Top of Data
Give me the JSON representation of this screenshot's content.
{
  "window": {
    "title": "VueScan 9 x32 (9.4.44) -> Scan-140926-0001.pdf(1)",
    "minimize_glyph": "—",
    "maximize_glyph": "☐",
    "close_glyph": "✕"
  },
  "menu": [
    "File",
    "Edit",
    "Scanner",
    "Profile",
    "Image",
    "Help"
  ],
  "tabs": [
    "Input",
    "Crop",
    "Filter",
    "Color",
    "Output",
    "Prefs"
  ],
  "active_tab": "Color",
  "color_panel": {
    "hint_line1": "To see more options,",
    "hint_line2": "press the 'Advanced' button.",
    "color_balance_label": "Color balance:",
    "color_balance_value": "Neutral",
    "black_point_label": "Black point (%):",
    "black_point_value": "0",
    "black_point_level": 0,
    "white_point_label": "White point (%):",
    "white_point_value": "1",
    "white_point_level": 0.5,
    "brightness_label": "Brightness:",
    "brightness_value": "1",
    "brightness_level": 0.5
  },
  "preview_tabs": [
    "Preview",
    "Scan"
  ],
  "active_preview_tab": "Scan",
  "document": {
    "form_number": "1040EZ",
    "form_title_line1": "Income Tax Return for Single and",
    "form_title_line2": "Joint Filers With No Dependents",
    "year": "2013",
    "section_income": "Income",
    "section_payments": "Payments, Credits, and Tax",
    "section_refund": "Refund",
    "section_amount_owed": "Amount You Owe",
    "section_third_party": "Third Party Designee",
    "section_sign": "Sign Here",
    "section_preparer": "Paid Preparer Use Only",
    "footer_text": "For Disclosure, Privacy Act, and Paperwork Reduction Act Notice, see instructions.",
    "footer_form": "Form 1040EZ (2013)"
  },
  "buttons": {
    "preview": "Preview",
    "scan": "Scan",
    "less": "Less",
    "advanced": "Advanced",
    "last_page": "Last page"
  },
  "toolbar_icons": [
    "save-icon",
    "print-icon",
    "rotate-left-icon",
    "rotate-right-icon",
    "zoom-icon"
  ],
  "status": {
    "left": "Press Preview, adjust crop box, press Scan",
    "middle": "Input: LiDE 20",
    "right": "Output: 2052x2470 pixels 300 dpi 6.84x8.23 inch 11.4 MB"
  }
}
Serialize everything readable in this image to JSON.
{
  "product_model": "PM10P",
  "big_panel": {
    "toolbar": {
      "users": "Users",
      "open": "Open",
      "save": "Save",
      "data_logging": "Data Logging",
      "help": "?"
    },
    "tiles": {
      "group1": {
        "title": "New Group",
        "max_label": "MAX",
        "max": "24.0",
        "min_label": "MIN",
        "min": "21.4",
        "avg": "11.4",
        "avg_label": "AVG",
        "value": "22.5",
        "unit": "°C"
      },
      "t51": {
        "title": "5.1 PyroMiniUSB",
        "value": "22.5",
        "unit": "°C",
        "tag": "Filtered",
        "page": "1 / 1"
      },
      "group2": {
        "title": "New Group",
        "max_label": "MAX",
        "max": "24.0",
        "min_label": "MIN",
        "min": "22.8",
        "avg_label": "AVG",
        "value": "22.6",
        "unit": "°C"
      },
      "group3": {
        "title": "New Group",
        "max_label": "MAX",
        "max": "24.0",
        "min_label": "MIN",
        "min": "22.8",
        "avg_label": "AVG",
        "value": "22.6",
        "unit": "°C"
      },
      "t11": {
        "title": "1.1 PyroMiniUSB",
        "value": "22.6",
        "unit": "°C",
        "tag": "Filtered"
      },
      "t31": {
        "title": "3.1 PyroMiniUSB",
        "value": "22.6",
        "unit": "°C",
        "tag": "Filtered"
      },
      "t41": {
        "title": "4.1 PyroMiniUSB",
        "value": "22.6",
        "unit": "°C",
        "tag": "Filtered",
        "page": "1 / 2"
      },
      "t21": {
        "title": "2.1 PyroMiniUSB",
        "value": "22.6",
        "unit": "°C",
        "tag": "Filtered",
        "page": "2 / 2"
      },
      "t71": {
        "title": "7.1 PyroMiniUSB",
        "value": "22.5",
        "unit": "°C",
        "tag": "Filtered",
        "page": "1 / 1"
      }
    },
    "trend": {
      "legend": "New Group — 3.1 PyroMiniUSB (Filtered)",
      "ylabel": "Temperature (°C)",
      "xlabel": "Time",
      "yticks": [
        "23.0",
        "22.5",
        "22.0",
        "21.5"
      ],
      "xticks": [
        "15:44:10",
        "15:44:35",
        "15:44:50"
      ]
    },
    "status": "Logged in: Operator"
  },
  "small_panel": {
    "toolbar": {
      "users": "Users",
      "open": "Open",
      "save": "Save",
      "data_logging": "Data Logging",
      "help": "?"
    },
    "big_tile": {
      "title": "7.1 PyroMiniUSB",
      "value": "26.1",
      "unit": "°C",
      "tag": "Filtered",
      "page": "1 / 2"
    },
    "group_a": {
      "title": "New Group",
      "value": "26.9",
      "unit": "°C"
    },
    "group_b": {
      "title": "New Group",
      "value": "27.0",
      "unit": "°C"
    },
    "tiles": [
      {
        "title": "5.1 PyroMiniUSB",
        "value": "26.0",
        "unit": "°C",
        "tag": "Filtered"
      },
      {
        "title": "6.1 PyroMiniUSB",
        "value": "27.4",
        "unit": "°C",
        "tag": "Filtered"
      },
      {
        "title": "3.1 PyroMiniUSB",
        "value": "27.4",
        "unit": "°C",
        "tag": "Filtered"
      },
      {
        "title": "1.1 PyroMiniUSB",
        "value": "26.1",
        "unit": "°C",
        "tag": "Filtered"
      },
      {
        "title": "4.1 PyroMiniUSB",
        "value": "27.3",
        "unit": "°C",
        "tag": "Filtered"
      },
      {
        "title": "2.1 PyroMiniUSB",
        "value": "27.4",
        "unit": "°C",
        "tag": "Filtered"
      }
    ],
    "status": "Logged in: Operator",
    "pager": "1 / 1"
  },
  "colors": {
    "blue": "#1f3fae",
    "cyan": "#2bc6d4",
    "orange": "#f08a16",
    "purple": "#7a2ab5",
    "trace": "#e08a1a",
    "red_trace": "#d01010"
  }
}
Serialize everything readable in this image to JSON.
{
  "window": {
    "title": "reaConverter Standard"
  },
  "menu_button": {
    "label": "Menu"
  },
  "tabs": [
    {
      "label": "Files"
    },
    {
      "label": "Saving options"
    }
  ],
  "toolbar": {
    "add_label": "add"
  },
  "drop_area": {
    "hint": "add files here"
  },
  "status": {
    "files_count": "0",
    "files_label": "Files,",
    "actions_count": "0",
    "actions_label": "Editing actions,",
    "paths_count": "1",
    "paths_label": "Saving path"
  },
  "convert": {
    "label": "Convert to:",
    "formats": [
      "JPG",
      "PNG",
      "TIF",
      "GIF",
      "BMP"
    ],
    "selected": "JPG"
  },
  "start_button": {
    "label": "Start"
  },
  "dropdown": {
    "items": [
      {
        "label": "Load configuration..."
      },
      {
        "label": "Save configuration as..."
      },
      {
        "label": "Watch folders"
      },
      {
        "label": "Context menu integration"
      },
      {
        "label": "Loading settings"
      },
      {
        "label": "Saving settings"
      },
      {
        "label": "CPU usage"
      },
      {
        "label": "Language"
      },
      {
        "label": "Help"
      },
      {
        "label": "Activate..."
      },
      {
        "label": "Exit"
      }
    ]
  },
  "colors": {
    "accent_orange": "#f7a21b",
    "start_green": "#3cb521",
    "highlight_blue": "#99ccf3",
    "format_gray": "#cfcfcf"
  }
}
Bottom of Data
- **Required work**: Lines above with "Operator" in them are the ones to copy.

- **Answer**:
    "status": "Logged in: Operator"
    "status": "Logged in: Operator",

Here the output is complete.